= Task description =
Please write out all of the data below exactly, without including the pictures.

[Web page and app entries]
▬▬▬▬▬▬▬▬▬▬
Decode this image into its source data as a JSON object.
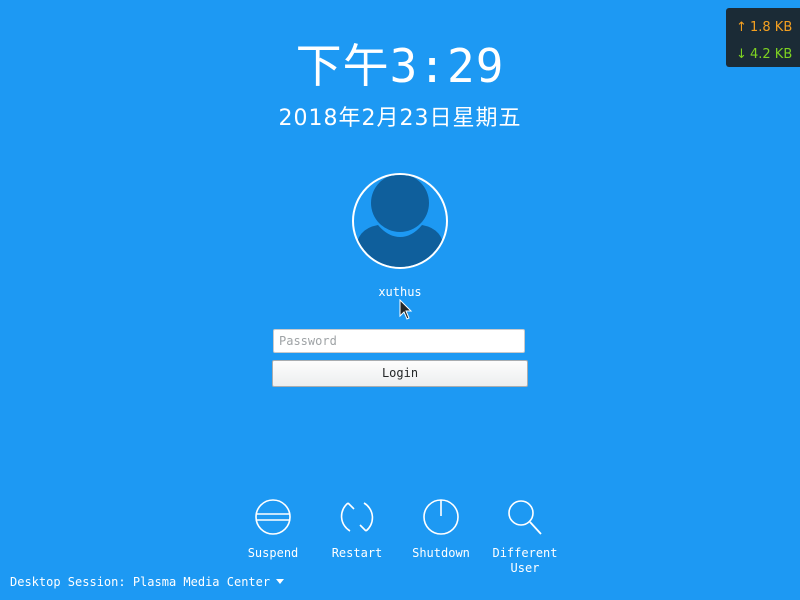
{
  "clock": {
    "prefix": "下午",
    "time": "3:29"
  },
  "date": {
    "text": "2018年2月23日星期五"
  },
  "user": {
    "username": "xuthus",
    "avatar_icon": "user-avatar-icon"
  },
  "login": {
    "password_placeholder": "Password",
    "password_value": "",
    "button_label": "Login"
  },
  "actions": [
    {
      "label": "Suspend",
      "icon": "suspend-icon"
    },
    {
      "label": "Restart",
      "icon": "restart-icon"
    },
    {
      "label": "Shutdown",
      "icon": "shutdown-icon"
    },
    {
      "label": "Different User",
      "icon": "search-user-icon"
    }
  ],
  "session": {
    "label": "Desktop Session: Plasma Media Center"
  },
  "network": {
    "upload": "1.8 KB",
    "download": "4.2 KB"
  },
  "colors": {
    "background": "#1d99f3",
    "avatar": "#0f5f9c",
    "upload": "#f4a020",
    "download": "#7ed321"
  }
}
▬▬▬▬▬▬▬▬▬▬
= Response to the exercise =
Decode this image into its source data as a JSON object.
{
  "clock": {
    "prefix": "下午",
    "time": "3:29"
  },
  "date": {
    "text": "2018年2月23日星期五"
  },
  "user": {
    "username": "xuthus",
    "avatar_icon": "user-avatar-icon"
  },
  "login": {
    "password_placeholder": "Password",
    "password_value": "",
    "button_label": "Login"
  },
  "actions": [
    {
      "label": "Suspend",
      "icon": "suspend-icon"
    },
    {
      "label": "Restart",
      "icon": "restart-icon"
    },
    {
      "label": "Shutdown",
      "icon": "shutdown-icon"
    },
    {
      "label": "Different User",
      "icon": "search-user-icon"
    }
  ],
  "session": {
    "label": "Desktop Session: Plasma Media Center"
  },
  "network": {
    "upload": "1.8 KB",
    "download": "4.2 KB"
  },
  "colors": {
    "background": "#1d99f3",
    "avatar": "#0f5f9c",
    "upload": "#f4a020",
    "download": "#7ed321"
  }
}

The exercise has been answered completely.